MADISON -The difference between a good and great defense is the ability to be able to create turnovers. Members of Wisconsin’s defense admit they still have a lot of work to do in order to be great, but they’ve shown through four games that they can create turnovers.
After only forcing 20 turnovers last season, Wisconsin upped its four-game total to seven turnovers after its two-turnover performance helped the Badgers to a 27-10 victory over South Florida Saturday.
Having forced at least one turnover in each game, Wisconsin came up with two timely turnovers, none was bigger than true freshman Lubern Figaro, who had the game-changing interception last week, chasing down fullback Kennard Swanson to force a fumble on UW’s 10-yard line.
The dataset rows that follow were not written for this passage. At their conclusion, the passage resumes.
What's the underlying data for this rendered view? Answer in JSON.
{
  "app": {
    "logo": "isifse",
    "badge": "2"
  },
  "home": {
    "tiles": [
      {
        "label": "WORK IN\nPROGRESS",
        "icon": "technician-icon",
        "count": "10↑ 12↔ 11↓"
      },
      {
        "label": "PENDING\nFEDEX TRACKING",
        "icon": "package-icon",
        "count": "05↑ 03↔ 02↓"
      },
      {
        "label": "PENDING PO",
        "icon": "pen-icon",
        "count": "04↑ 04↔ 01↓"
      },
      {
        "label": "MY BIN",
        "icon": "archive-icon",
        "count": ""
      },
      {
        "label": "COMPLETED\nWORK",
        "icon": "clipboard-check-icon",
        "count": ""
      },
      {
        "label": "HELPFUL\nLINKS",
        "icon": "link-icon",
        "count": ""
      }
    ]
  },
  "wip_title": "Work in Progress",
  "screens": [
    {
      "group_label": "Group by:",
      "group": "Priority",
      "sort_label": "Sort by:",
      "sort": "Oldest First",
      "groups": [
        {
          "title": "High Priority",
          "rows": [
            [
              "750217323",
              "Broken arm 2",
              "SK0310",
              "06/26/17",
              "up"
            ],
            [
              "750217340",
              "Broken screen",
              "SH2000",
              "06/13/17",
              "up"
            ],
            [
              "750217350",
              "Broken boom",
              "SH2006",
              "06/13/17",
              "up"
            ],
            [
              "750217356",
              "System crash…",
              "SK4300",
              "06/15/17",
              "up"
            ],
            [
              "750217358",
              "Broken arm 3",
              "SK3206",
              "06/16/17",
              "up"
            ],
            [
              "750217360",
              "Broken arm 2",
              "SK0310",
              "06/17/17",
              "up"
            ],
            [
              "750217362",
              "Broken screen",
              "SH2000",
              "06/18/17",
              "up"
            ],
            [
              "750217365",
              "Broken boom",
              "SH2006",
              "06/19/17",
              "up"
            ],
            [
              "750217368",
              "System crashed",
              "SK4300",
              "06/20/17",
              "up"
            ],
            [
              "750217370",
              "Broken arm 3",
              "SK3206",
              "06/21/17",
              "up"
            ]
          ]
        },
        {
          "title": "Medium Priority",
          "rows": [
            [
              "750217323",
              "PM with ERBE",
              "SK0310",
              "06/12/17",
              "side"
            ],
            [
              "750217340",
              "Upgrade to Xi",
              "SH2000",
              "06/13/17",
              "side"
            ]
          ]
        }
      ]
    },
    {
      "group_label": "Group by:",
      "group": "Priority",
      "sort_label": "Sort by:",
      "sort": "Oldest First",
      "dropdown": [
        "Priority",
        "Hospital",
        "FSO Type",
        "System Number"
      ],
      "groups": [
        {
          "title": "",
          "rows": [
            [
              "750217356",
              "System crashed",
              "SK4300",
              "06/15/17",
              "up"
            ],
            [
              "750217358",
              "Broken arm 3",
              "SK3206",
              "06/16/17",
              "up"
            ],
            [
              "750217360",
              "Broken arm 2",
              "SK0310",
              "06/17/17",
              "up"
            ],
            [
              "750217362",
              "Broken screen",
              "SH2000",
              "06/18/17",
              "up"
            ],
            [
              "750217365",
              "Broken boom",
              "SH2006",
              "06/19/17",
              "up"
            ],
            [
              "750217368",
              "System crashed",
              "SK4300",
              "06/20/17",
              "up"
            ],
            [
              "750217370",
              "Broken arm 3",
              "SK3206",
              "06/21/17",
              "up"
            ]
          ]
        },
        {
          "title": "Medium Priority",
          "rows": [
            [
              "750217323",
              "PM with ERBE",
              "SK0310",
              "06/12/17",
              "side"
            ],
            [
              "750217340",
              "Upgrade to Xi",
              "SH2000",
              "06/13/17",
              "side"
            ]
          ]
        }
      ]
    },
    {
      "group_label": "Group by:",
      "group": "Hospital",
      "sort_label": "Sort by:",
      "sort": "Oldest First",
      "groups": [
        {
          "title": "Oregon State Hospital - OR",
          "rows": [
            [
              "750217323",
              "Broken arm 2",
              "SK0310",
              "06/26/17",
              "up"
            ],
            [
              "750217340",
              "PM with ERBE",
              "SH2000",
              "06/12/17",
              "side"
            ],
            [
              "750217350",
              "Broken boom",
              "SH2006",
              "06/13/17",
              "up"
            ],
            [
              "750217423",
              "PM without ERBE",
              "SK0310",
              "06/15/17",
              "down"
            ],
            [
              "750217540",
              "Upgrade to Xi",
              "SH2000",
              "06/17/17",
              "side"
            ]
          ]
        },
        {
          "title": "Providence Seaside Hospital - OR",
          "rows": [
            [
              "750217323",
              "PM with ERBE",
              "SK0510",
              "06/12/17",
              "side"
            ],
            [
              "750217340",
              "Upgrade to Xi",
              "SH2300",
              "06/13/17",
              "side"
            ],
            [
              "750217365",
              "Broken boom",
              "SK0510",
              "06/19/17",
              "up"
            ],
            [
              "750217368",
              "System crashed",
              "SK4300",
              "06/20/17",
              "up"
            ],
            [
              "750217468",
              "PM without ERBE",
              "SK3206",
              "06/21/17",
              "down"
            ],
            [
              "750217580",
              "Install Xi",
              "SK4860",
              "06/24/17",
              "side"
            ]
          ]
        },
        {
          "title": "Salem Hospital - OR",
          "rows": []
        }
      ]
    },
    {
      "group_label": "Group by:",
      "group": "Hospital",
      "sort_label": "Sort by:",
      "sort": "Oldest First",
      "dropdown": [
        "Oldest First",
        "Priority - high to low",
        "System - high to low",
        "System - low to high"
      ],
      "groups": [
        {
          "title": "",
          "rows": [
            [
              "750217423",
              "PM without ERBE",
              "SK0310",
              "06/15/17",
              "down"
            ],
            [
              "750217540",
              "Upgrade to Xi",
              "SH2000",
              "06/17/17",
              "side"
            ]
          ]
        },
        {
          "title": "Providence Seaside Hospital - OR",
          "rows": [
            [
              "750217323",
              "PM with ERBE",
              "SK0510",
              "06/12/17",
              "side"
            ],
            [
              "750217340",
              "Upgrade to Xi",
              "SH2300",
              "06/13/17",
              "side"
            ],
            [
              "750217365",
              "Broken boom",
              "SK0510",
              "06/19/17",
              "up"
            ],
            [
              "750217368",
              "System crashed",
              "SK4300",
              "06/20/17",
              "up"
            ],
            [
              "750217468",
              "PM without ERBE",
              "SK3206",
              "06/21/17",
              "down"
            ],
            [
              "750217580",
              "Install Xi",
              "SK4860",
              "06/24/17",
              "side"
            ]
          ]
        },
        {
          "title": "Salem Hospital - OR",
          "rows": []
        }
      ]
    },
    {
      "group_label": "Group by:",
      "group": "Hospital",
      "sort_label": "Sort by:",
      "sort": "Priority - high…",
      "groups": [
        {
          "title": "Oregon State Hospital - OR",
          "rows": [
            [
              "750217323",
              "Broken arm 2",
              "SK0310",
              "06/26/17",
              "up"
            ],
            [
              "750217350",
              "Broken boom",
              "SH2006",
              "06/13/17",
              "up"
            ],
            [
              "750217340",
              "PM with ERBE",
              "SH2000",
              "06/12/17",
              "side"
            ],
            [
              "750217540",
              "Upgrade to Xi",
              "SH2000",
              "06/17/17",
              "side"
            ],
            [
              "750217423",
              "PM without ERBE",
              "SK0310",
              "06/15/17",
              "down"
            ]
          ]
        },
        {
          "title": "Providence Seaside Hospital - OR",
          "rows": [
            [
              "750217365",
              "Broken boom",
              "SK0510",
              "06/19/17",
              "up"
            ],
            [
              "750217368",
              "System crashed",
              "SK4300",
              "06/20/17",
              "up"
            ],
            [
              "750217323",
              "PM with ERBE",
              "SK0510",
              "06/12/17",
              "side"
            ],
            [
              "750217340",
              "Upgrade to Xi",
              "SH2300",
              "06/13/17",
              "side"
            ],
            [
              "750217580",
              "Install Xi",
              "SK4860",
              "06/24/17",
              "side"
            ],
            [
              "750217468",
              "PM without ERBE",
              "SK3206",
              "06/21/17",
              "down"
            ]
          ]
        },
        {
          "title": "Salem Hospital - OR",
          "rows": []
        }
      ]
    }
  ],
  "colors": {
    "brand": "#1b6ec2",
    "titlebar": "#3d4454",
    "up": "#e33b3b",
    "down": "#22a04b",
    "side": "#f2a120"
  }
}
“Huge play by Lubern Figaro,” Head Coach Gary Andersen said. “What an unbelievable play by a true freshman. In a situation to make that play at that moment was impressive, great effort, great care factor. Those are the plays that change games and those are the plays that often times change seasons. You have to have a few of them.”
Wisconsin was leading 20-10 when Swanson snuck out of the backfield on a wheel route, going uncovered as he ran for 52 yards down the sideline before Figaro was able to catch up to him.
“I was kind of eyeing the ball up the whole time,” said linebacker Vince Biegel, who was able to recover the fumble. “Lubern hit the ball with his helmet and I kind of simultaneously picked up the ball as he hit it, and it was a fortunate play by us. It was a huge play, and I think it was a huge momentum swing because they were about to go down there and score. It was a huge play by Lubern.”
Wisconsin has entered every game this season with the goal of three turnovers; a lofty bar they’ve set for themselves this season considering the number of plays they’ve limited the opposition to.
“The number of plays they ran today (38) is going to be pretty difficult to get to three turnovers because their plays were way down.,” said Andersen. “I would say when we are moving towards an aggressive defense, we're making strides in that area.”
Senior linebacker Derek Landisch had the first turnover of the day when he picked off quarterback Mike White off a deflection in the second quarter, a tip drill similar to the ones the Badgers work on in practice.
“We do takeaway circuits filling up the ball carrier and having the second guy in striping the ball,” Biegel said. “We do take away interception drills and I think as we continue to do that and continue to build confidence those turnovers will naturally come.”
The turnovers Wisconsin has created haven’t got to waste either. Usually getting a boost with good field position, the Badgers’ offense has turned five of those turnovers into touchdowns, including Figaro’s on an 18-play, 90-yard drive that iced the game.
“It gives us a lot of juice our defense does a great job of stopping teams on third down,” tailback Corey Clement said. “Just have to help them out when they help us out basically I see them as doing a great thing for us so when they get the ball back for us it is positive energy so why not score with that energy.”
While Andersen was pleased with the play Figaro made to begin the fourth quarter, he wasn’t pleased with how the play started with Swanson having tons of running room.
That has been an issue with the defense early on. Through four games, Wisconsin has given up 14 plays of 20-yards-or-more, 10 of which have come via the pass. Only six of those 14 plays, however, have resulted in a touchdown.
“I'm OK if a kid makes a big play,” Andersen said. “Do I like it? no, but hey, that's football. The wheel route down their sideline when it's a 10-point football game, that's inexcusable for all of us, and it all starts with me. The big plays do have me a little bit concerned...but we do not want to be known as a defense that gives us big plays.”
Biegel believes those plays will become less of a factor as Wisconsin continues to mature on defense.
“I think as the season goes on will tighten up on those plays,” Biegel said. “It’s a lack of communication but as the season goes on our defense will mature and continue to develop will step up and will prevent big plays.”
None of the big plays Saturday, however, came from freshman tailback %%MATCH_10%%. Entering the game 12th in the nation in rushing yards, Mack finished with only 34 yards on 10 carries.
“He was a big game plan all week,” said Biegel. “We knew USF was going to come in here and run the ball and pound it on the turf. That was big emphasis all week. Coach (Dave) Aranda put us in the right spot yet again and doing a phenomenal job. We collectively stepped up and did well against him.”